* _Try it_
Report the count of lines containing the word "title" in the entries below, and nothing more.
====== Data for review ======
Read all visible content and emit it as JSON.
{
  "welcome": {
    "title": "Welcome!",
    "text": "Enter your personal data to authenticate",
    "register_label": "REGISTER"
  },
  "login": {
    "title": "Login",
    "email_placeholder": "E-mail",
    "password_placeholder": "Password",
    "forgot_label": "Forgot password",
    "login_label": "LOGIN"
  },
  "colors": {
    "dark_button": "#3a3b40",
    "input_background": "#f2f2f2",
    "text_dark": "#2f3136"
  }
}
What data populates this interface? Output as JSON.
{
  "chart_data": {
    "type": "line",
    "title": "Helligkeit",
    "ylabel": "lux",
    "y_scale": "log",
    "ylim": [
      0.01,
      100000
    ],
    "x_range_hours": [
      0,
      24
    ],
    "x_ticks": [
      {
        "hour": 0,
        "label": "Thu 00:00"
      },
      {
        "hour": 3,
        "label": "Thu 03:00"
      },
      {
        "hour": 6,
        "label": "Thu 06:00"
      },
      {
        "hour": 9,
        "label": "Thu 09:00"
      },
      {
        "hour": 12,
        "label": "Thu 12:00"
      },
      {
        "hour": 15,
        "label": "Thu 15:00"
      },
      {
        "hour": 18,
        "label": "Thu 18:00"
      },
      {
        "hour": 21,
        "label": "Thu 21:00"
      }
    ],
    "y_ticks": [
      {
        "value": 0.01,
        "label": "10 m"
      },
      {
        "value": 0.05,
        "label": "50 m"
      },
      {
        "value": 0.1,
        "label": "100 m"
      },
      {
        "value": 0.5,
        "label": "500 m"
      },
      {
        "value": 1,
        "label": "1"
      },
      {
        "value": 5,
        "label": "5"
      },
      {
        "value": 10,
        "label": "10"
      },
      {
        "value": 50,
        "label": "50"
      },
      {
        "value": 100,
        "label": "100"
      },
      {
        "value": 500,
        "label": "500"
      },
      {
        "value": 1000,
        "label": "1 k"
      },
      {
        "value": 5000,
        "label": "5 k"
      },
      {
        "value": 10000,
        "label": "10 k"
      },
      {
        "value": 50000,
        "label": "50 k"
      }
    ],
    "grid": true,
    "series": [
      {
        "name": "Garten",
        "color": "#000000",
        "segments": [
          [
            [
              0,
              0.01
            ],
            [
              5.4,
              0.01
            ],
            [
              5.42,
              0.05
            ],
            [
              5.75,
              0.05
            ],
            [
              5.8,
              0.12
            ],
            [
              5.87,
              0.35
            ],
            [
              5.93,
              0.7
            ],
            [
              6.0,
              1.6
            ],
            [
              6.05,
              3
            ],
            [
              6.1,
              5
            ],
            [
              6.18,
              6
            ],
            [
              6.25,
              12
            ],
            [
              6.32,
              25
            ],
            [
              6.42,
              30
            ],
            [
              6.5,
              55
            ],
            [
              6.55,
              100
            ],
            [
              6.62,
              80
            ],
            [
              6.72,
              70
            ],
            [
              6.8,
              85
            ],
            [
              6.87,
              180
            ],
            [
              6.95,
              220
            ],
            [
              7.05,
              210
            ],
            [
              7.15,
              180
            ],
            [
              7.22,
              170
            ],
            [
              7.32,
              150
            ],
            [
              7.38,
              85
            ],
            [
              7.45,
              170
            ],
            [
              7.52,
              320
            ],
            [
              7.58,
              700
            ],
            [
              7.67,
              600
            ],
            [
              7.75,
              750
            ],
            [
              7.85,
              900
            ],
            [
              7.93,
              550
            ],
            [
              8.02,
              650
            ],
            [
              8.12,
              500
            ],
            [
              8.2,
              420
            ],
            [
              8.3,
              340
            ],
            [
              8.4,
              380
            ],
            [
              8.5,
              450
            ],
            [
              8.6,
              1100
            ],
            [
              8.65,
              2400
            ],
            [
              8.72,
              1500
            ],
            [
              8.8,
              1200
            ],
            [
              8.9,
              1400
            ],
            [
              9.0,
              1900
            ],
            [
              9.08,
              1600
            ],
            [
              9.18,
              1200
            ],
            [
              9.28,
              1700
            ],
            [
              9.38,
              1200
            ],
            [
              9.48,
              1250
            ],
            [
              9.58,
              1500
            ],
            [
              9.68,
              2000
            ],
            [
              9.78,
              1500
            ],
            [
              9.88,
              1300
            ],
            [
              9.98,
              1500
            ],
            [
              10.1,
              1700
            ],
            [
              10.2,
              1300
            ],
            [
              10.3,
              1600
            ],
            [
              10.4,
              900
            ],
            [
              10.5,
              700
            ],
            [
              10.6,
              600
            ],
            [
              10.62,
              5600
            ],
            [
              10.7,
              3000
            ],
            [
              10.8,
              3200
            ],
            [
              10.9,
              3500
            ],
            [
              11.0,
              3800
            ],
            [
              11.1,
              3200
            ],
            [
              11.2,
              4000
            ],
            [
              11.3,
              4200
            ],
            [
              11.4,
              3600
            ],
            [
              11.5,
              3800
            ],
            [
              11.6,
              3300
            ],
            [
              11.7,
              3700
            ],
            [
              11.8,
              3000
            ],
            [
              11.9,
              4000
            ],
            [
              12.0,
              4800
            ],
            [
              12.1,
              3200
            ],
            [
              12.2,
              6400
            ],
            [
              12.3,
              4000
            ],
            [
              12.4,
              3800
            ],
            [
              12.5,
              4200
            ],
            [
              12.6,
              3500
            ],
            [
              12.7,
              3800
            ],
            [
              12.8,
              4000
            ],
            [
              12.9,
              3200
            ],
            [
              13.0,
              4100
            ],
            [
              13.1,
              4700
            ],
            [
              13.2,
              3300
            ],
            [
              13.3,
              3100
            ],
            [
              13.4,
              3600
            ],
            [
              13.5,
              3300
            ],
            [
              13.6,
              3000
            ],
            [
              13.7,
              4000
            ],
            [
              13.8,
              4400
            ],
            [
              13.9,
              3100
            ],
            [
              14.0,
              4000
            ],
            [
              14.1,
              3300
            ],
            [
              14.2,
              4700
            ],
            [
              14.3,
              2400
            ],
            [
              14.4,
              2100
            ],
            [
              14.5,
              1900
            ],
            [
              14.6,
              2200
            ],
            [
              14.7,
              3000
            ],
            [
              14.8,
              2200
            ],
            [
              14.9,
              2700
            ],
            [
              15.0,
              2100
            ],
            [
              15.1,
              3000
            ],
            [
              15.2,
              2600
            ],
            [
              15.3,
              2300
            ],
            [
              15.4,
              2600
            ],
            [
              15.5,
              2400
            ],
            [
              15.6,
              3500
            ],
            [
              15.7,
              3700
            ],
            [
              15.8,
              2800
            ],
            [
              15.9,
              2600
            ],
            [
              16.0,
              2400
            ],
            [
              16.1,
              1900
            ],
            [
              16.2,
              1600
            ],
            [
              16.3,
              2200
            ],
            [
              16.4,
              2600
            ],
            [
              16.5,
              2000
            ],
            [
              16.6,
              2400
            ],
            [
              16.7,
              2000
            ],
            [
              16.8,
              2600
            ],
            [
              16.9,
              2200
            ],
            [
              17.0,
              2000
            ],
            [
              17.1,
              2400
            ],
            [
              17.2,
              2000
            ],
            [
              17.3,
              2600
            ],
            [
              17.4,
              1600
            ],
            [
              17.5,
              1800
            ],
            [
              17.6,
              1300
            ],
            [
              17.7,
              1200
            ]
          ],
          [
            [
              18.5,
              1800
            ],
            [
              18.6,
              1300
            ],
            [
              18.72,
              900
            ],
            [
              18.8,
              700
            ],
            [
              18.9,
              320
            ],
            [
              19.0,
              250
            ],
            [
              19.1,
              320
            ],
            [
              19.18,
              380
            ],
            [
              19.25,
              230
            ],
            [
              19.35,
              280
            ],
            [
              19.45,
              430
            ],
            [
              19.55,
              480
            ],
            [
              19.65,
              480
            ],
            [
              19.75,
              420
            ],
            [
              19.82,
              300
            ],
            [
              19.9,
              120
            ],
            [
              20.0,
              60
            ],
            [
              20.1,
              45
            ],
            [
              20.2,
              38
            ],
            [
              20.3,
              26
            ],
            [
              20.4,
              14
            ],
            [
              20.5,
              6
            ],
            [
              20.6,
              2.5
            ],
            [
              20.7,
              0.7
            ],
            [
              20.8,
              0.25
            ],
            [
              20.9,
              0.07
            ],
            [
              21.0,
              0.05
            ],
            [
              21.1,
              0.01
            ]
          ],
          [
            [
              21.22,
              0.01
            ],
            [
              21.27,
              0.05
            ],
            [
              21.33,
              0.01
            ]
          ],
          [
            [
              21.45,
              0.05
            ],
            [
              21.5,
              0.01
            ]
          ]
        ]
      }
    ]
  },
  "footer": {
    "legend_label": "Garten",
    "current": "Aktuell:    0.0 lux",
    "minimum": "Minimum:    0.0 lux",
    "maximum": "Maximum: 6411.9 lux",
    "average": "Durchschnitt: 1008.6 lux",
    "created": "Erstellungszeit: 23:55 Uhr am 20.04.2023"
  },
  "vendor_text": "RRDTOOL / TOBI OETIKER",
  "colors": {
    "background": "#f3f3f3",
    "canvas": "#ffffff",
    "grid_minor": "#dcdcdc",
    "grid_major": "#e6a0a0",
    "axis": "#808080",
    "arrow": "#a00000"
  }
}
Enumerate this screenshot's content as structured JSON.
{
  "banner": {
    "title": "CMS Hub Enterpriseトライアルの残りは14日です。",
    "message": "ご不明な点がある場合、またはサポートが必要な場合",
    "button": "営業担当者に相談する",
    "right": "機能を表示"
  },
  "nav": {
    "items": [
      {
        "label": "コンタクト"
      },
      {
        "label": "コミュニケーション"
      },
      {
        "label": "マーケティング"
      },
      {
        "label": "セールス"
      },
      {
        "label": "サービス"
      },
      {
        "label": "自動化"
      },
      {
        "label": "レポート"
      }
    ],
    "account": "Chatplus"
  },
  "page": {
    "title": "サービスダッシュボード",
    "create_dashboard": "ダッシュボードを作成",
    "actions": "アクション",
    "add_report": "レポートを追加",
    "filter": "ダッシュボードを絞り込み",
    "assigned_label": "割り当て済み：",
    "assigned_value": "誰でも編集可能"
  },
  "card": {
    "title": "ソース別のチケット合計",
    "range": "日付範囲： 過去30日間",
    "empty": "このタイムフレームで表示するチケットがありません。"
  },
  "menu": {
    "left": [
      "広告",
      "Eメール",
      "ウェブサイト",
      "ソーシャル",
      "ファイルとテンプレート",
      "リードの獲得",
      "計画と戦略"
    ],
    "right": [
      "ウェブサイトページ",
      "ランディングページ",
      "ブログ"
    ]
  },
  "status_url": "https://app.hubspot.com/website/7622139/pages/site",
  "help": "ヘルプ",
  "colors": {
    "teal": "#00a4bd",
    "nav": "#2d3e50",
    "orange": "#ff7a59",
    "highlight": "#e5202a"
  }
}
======
* _Result for this exercise_
6